Spiderzero: Priest. From the moment I saw it, I felt a dark, beckoning to the piece, and I had to have it right away. Here are some photos of the bust assembled and primed, along with the strange bonus companion piece that sculptor Simon Lee released with the first ten pre-orders of the bust.

Thursday, October 6, 2011

Ol' Scratch, by the Shiflett Brothers

I've been spending time with this Fella after work for about forty five minutes each day; four days a week for three weeks, and he's finished. My original plan was to blast through it in one week, but that didn't happen. I had read something really inspiring on a forum about pushing ones self to do work quickly and being satisfied with it, and then moving onward. I believe in that, but it just didn't work with my schedule. Hell, he's done regardless. And I'm happy with what I've done with it.

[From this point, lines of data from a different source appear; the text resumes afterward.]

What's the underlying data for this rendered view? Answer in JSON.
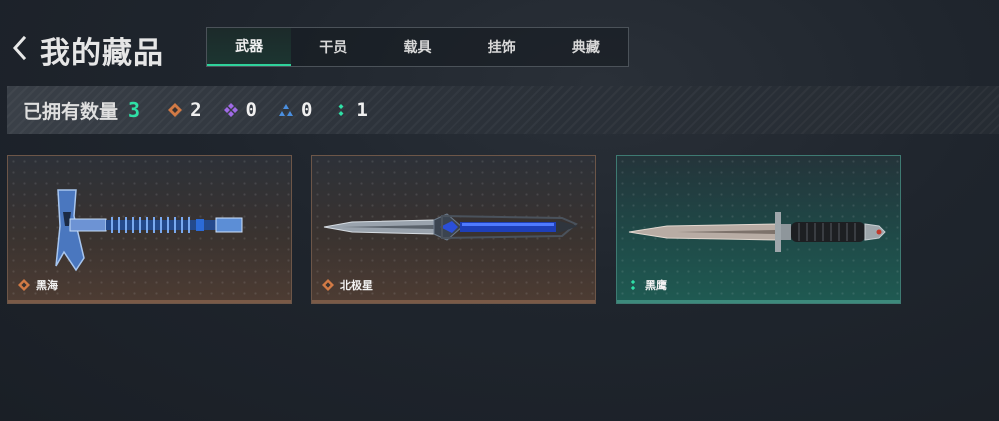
{
  "header": {
    "back_icon": "chevron-left-icon",
    "title": "我的藏品"
  },
  "tabs": [
    {
      "label": "武器",
      "active": true
    },
    {
      "label": "干员",
      "active": false
    },
    {
      "label": "载具",
      "active": false
    },
    {
      "label": "挂饰",
      "active": false
    },
    {
      "label": "典藏",
      "active": false
    }
  ],
  "stats": {
    "label": "已拥有数量",
    "total": "3",
    "rarities": [
      {
        "icon": "orange-diamond-icon",
        "color": "#d27a45",
        "count": "2"
      },
      {
        "icon": "purple-diamond-icon",
        "color": "#a06ae6",
        "count": "0"
      },
      {
        "icon": "blue-triangle-icon",
        "color": "#4a8fe0",
        "count": "0"
      },
      {
        "icon": "teal-dots-icon",
        "color": "#2fe0a6",
        "count": "1"
      }
    ]
  },
  "items": [
    {
      "name": "黑海",
      "rarity_icon": "orange-diamond-icon",
      "weapon": "tomahawk-axe"
    },
    {
      "name": "北极星",
      "rarity_icon": "orange-diamond-icon",
      "weapon": "blue-dagger"
    },
    {
      "name": "黑鹰",
      "rarity_icon": "teal-dots-icon",
      "weapon": "combat-knife"
    }
  ],
  "colors": {
    "accent": "#2fd29b",
    "orange": "#d27a45",
    "teal": "#2fe0a6"
  }
}
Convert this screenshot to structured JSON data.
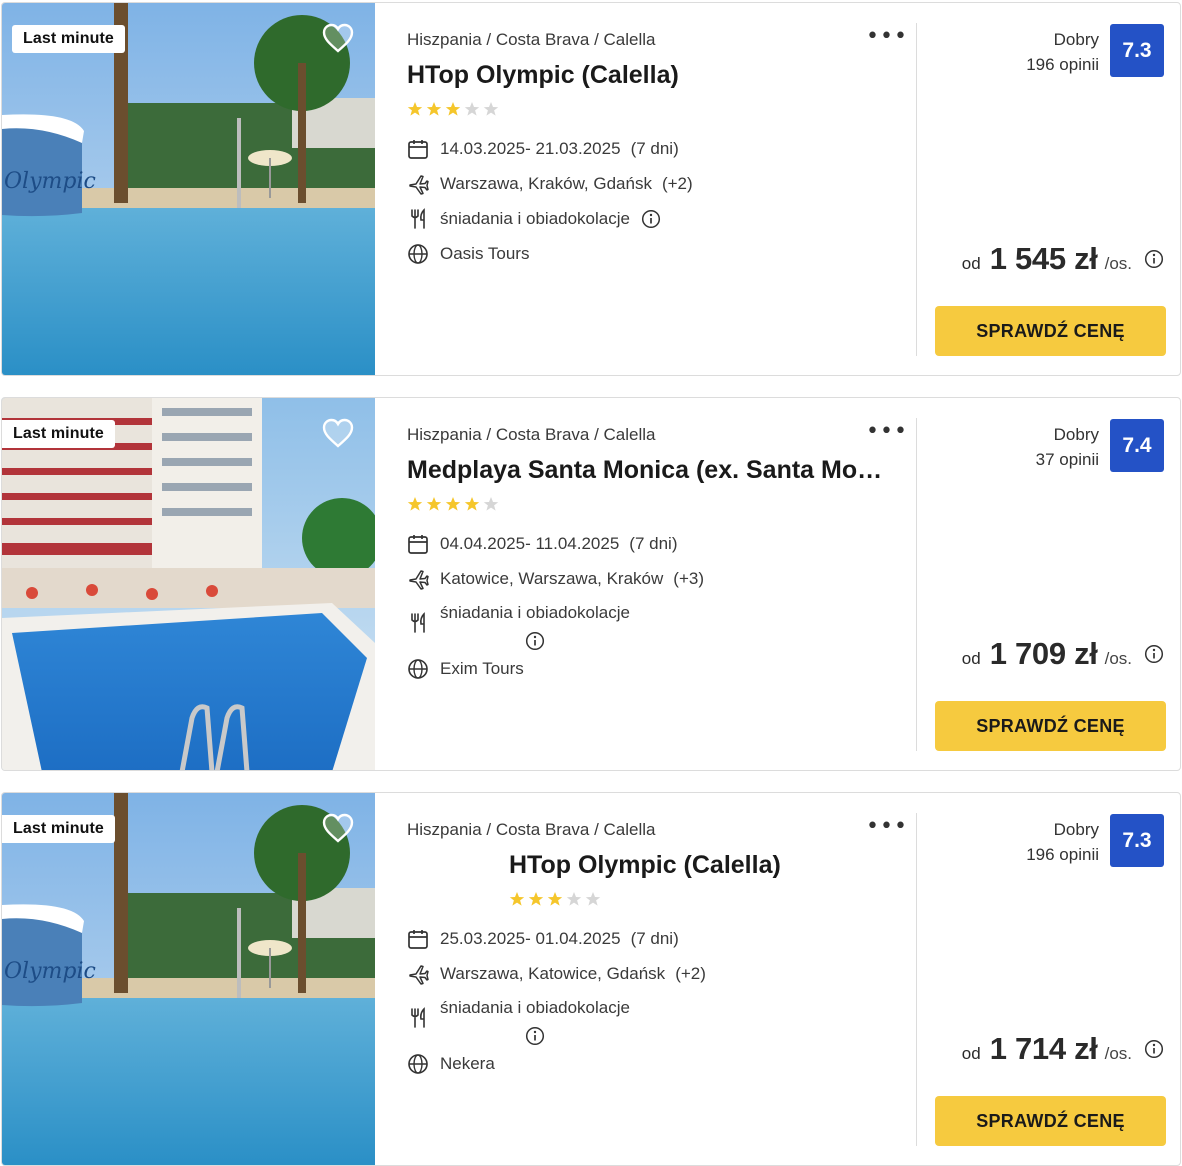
{
  "offers": [
    {
      "badge": "Last minute",
      "breadcrumb": "Hiszpania / Costa Brava / Calella",
      "title": "HTop Olympic (Calella)",
      "stars": 3,
      "dates": "14.03.2025- 21.03.2025",
      "nights": "(7 dni)",
      "airports": "Warszawa, Kraków, Gdańsk",
      "airports_more": "(+2)",
      "meal": "śniadania i obiadokolacje",
      "operator": "Oasis Tours",
      "rating_label": "Dobry",
      "reviews": "196 opinii",
      "score": "7.3",
      "price_prefix": "od",
      "price": "1 545 zł",
      "price_suffix": "/os.",
      "cta": "SPRAWDŹ CENĘ"
    },
    {
      "badge": "Last minute",
      "breadcrumb": "Hiszpania / Costa Brava / Calella",
      "title": "Medplaya Santa Monica (ex. Santa Monica)",
      "stars": 4,
      "dates": "04.04.2025- 11.04.2025",
      "nights": "(7 dni)",
      "airports": "Katowice, Warszawa, Kraków",
      "airports_more": "(+3)",
      "meal": "śniadania i obiadokolacje",
      "operator": "Exim Tours",
      "rating_label": "Dobry",
      "reviews": "37 opinii",
      "score": "7.4",
      "price_prefix": "od",
      "price": "1 709 zł",
      "price_suffix": "/os.",
      "cta": "SPRAWDŹ CENĘ"
    },
    {
      "badge": "Last minute",
      "breadcrumb": "Hiszpania / Costa Brava / Calella",
      "title": "HTop Olympic (Calella)",
      "stars": 3,
      "dates": "25.03.2025- 01.04.2025",
      "nights": "(7 dni)",
      "airports": "Warszawa, Katowice, Gdańsk",
      "airports_more": "(+2)",
      "meal": "śniadania i obiadokolacje",
      "operator": "Nekera",
      "rating_label": "Dobry",
      "reviews": "196 opinii",
      "score": "7.3",
      "price_prefix": "od",
      "price": "1 714 zł",
      "price_suffix": "/os.",
      "cta": "SPRAWDŹ CENĘ"
    }
  ],
  "colors": {
    "score_bg": "#2452c6",
    "cta_bg": "#f6ca3f",
    "star_on": "#f5c62b",
    "star_off": "#d6d6d6"
  },
  "icons": {
    "favorite": "heart-icon",
    "more": "more-dots-icon",
    "dates": "calendar-icon",
    "departure": "plane-icon",
    "meal": "cutlery-icon",
    "operator": "globe-icon",
    "info": "info-icon",
    "rating": "star-icon"
  }
}
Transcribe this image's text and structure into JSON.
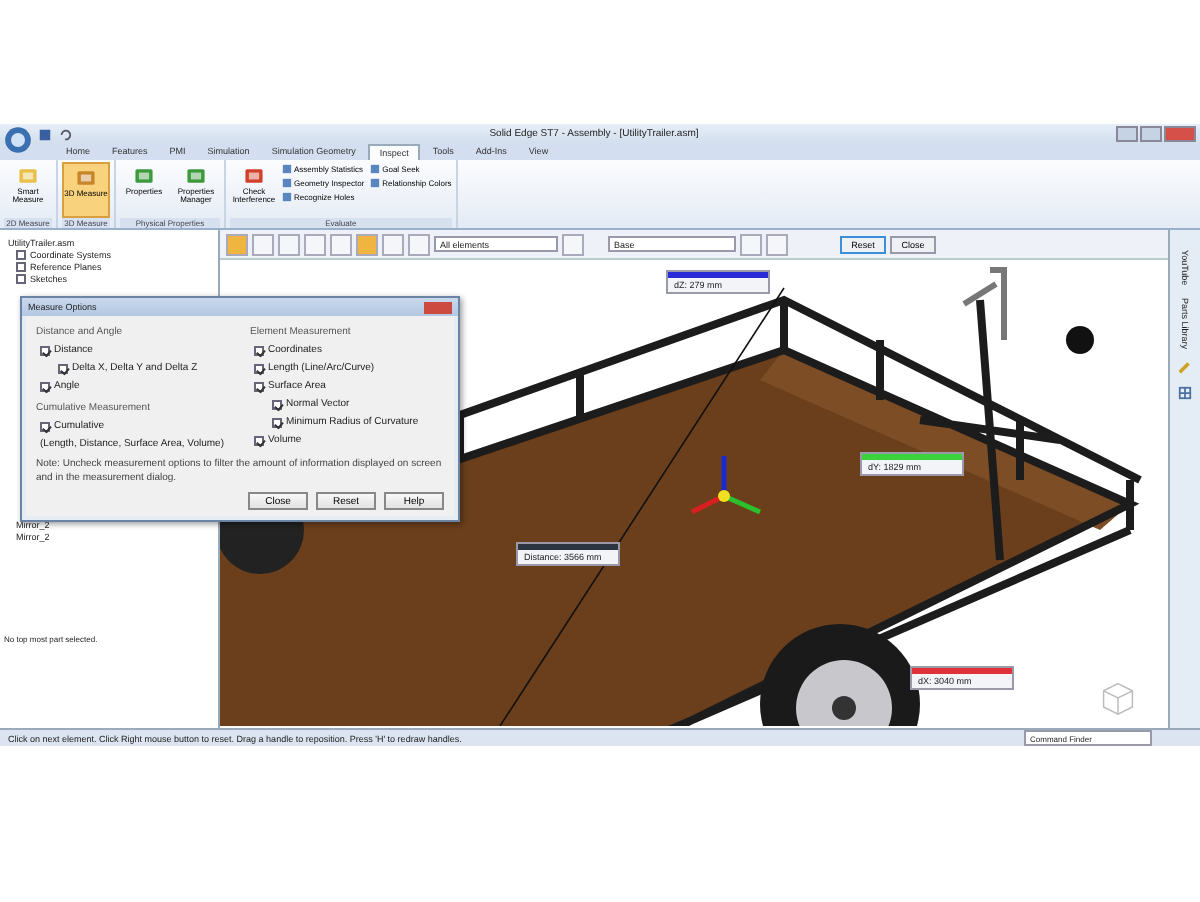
{
  "window": {
    "title": "Solid Edge ST7 - Assembly - [UtilityTrailer.asm]"
  },
  "tabs": [
    {
      "label": "Home",
      "selected": false
    },
    {
      "label": "Features",
      "selected": false
    },
    {
      "label": "PMI",
      "selected": false
    },
    {
      "label": "Simulation",
      "selected": false
    },
    {
      "label": "Simulation Geometry",
      "selected": false
    },
    {
      "label": "Inspect",
      "selected": true
    },
    {
      "label": "Tools",
      "selected": false
    },
    {
      "label": "Add-Ins",
      "selected": false
    },
    {
      "label": "View",
      "selected": false
    }
  ],
  "ribbon_groups": [
    {
      "label": "2D Measure",
      "buttons": [
        {
          "label": "Smart Measure",
          "selected": false
        }
      ]
    },
    {
      "label": "3D Measure",
      "buttons": [
        {
          "label": "3D Measure",
          "selected": true
        }
      ]
    },
    {
      "label": "Physical Properties",
      "buttons": [
        {
          "label": "Properties",
          "selected": false
        },
        {
          "label": "Properties Manager",
          "selected": false
        }
      ]
    },
    {
      "label": "Evaluate",
      "buttons": [
        {
          "label": "Check Interference",
          "selected": false
        }
      ],
      "small_buttons": [
        "Assembly Statistics",
        "Geometry Inspector",
        "Recognize Holes",
        "Goal Seek",
        "Relationship Colors"
      ]
    }
  ],
  "tree": {
    "root": "UtilityTrailer.asm",
    "items": [
      {
        "label": "Coordinate Systems",
        "checked": false
      },
      {
        "label": "Reference Planes",
        "checked": false
      },
      {
        "label": "Sketches",
        "checked": false
      }
    ],
    "lower_items": [
      "Mirror_2",
      "Mirror_2"
    ],
    "message": "No top most part selected."
  },
  "measure_toolbar": {
    "filter": "All elements",
    "coordinate_system": "Base",
    "buttons": [
      "Reset",
      "Close"
    ]
  },
  "measure_options": {
    "title": "Measure Options",
    "sections": [
      {
        "title": "Distance and Angle",
        "options": [
          {
            "label": "Distance",
            "checked": true,
            "children": [
              {
                "label": "Delta X, Delta Y and Delta Z",
                "checked": true
              }
            ]
          },
          {
            "label": "Angle",
            "checked": true
          }
        ]
      },
      {
        "title": "Cumulative Measurement",
        "options": [
          {
            "label": "Cumulative",
            "checked": true,
            "note": "(Length, Distance, Surface Area, Volume)"
          }
        ]
      },
      {
        "title": "Element Measurement",
        "options": [
          {
            "label": "Coordinates",
            "checked": true
          },
          {
            "label": "Length (Line/Arc/Curve)",
            "checked": true
          },
          {
            "label": "Surface Area",
            "checked": true,
            "children": [
              {
                "label": "Normal Vector",
                "checked": true
              },
              {
                "label": "Minimum Radius of Curvature",
                "checked": true
              }
            ]
          },
          {
            "label": "Volume",
            "checked": true
          }
        ]
      }
    ],
    "note": "Note: Uncheck measurement options to filter the amount of information displayed on screen and in the measurement dialog.",
    "buttons": [
      "Close",
      "Reset",
      "Help"
    ]
  },
  "measurements": [
    {
      "label": "dZ: 279 mm",
      "color": "#2a2ad8"
    },
    {
      "label": "dY: 1829 mm",
      "color": "#3cd23c"
    },
    {
      "label": "Distance: 3566 mm",
      "color": "#2c3440"
    },
    {
      "label": "dX: 3040 mm",
      "color": "#e0303a"
    }
  ],
  "side_panel": [
    "YouTube",
    "Parts Library"
  ],
  "status_bar": {
    "prompt": "Click on next element. Click Right mouse button to reset. Drag a handle to reposition. Press 'H' to redraw handles.",
    "command_finder": "Command Finder"
  }
}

The Shiflett brothers, Jarrod and Brandon...I don't know where t
o start. For those who already know 'em, you most likely dig them as people and artists, because they're down to Earth, and talented visionaries. Their style is very unique, and it helps to approach painting one of their pieces with a divergent hand as well.

I wasn't sure where I'd take this piece, but I realized after a few sessions that I was going to use really dull, septic Earth tones on the figure. I also wanted him to have these burning eyes that sear and drip with Hell, and I actually wanted to paint lava like drips trailing down his chest, but after a test I realized it was way too distracting, so I backed off. The base had me stumped all the way through, but finally at the very end I decided to paint it with some spectral blues and greens.

I loved working with this piece. The anatomy is a real statement to how well the Brothers understand a muscular body and subtle contrapposto (than
ks Norman). A powerful piece all the way, so happy I got this bad boy in my Detolf already.

Wednesday, September 7, 2011

Scratch n' Shif

Ol' Scratch sculpted by the Shiflett brothers. Pure...fucking...power.

Thursday, August 25, 2011

The Devil, man.

It never fails, every time I hear or think of the word Devilman I invariably drift to the White Zombie song, "Super Charger Heaven" with it's chorus, " Devilman, Devilman - calling. Devilman- runnin' in my head, YEAH!"

Well at long last, I finally assembled and painted a Max Facto
ry Devilman kit. Had I not been commissioned to paint this piece, it's very likely that I wouldn't have painted one for myself. With all of it's lovely detail, the sculpture is quite intimidating to me. It may have been at Wonderfest earlier this spring when Brandon Shiflett and I were getting hammered as nails drunk, talking kits, Danzig and Art in general; he asked me if I would paint this kit for him. It had been many years since I'd last painted a Takayuki Takeya piece, so I said, "Fuck yes I will, man." To coin Charlie Sheen- the thought rollin' through my head was, " Winning..." Yes, I just did that.

The only direction I got from Brandon was that he really wanted to see
some magenta tones, the rest was for me to work out. So I went in there with the magenta and purple tones, then accented with rusty oranges gold. It feels great to get the poison out with this; painting this beautiful piece was a tremendous release.